The required output is the complete data, repeated without alteration.

[Interface dataset entries]

______________________________

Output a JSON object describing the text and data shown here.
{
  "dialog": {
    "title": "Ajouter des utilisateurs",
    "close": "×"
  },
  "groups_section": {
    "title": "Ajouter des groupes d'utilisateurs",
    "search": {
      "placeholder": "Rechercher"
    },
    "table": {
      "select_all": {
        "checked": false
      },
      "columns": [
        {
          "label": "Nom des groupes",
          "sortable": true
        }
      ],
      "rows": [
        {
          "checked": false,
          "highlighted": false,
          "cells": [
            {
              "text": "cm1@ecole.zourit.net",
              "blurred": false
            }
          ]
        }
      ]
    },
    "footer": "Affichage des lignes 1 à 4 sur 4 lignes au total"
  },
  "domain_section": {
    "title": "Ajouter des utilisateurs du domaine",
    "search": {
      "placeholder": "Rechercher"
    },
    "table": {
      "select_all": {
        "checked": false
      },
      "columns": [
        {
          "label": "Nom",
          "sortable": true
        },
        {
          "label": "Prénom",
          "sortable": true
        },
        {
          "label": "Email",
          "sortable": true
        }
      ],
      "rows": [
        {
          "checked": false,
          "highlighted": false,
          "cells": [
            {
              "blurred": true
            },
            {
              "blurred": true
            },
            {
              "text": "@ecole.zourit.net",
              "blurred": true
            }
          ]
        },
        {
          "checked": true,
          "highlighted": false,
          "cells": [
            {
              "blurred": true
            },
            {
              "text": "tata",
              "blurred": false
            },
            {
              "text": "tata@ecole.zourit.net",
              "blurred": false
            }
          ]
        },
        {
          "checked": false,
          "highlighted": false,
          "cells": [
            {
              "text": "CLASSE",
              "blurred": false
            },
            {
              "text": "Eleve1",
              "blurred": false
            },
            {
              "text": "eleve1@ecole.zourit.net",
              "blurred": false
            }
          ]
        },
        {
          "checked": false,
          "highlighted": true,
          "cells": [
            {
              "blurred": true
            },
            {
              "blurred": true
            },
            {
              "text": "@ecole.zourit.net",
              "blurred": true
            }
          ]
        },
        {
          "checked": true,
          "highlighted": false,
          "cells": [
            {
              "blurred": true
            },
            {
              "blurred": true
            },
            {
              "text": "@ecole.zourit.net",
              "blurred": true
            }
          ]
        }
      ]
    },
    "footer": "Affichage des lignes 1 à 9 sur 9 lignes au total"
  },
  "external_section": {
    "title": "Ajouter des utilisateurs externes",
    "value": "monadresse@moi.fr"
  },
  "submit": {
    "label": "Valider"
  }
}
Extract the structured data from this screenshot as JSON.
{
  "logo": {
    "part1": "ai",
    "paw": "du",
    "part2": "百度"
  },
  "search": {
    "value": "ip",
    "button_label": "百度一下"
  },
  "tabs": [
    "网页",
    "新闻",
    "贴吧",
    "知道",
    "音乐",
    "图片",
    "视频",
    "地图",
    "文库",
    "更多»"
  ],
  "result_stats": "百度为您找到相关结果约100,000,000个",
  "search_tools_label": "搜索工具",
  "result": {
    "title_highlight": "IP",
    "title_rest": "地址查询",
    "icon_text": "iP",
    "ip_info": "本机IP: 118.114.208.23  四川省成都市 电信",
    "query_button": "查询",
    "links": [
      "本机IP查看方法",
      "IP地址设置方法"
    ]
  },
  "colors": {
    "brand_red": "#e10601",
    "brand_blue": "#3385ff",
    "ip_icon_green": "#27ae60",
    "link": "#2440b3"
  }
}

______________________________

- [Result of this exercise]:
Output a JSON object describing the text and data shown here.
{
  "dialog": {
    "title": "Ajouter des utilisateurs",
    "close": "×"
  },
  "groups_section": {
    "title": "Ajouter des groupes d'utilisateurs",
    "search": {
      "placeholder": "Rechercher"
    },
    "table": {
      "select_all": {
        "checked": false
      },
      "columns": [
        {
          "label": "Nom des groupes",
          "sortable": true
        }
      ],
      "rows": [
        {
          "checked": false,
          "highlighted": false,
          "cells": [
            {
              "text": "cm1@ecole.zourit.net",
              "blurred": false
            }
          ]
        }
      ]
    },
    "footer": "Affichage des lignes 1 à 4 sur 4 lignes au total"
  },
  "domain_section": {
    "title": "Ajouter des utilisateurs du domaine",
    "search": {
      "placeholder": "Rechercher"
    },
    "table": {
      "select_all": {
        "checked": false
      },
      "columns": [
        {
          "label": "Nom",
          "sortable": true
        },
        {
          "label": "Prénom",
          "sortable": true
        },
        {
          "label": "Email",
          "sortable": true
        }
      ],
      "rows": [
        {
          "checked": false,
          "highlighted": false,
          "cells": [
            {
              "blurred": true
            },
            {
              "blurred": true
            },
            {
              "text": "@ecole.zourit.net",
              "blurred": true
            }
          ]
        },
        {
          "checked": true,
          "highlighted": false,
          "cells": [
            {
              "blurred": true
            },
            {
              "text": "tata",
              "blurred": false
            },
            {
              "text": "tata@ecole.zourit.net",
              "blurred": false
            }
          ]
        },
        {
          "checked": false,
          "highlighted": false,
          "cells": [
            {
              "text": "CLASSE",
              "blurred": false
            },
            {
              "text": "Eleve1",
              "blurred": false
            },
            {
              "text": "eleve1@ecole.zourit.net",
              "blurred": false
            }
          ]
        },
        {
          "checked": false,
          "highlighted": true,
          "cells": [
            {
              "blurred": true
            },
            {
              "blurred": true
            },
            {
              "text": "@ecole.zourit.net",
              "blurred": true
            }
          ]
        },
        {
          "checked": true,
          "highlighted": false,
          "cells": [
            {
              "blurred": true
            },
            {
              "blurred": true
            },
            {
              "text": "@ecole.zourit.net",
              "blurred": true
            }
          ]
        }
      ]
    },
    "footer": "Affichage des lignes 1 à 9 sur 9 lignes au total"
  },
  "external_section": {
    "title": "Ajouter des utilisateurs externes",
    "value": "monadresse@moi.fr"
  },
  "submit": {
    "label": "Valider"
  }
}
Extract the structured data from this screenshot as JSON.
{
  "logo": {
    "part1": "ai",
    "paw": "du",
    "part2": "百度"
  },
  "search": {
    "value": "ip",
    "button_label": "百度一下"
  },
  "tabs": [
    "网页",
    "新闻",
    "贴吧",
    "知道",
    "音乐",
    "图片",
    "视频",
    "地图",
    "文库",
    "更多»"
  ],
  "result_stats": "百度为您找到相关结果约100,000,000个",
  "search_tools_label": "搜索工具",
  "result": {
    "title_highlight": "IP",
    "title_rest": "地址查询",
    "icon_text": "iP",
    "ip_info": "本机IP: 118.114.208.23  四川省成都市 电信",
    "query_button": "查询",
    "links": [
      "本机IP查看方法",
      "IP地址设置方法"
    ]
  },
  "colors": {
    "brand_red": "#e10601",
    "brand_blue": "#3385ff",
    "ip_icon_green": "#27ae60",
    "link": "#2440b3"
  }
}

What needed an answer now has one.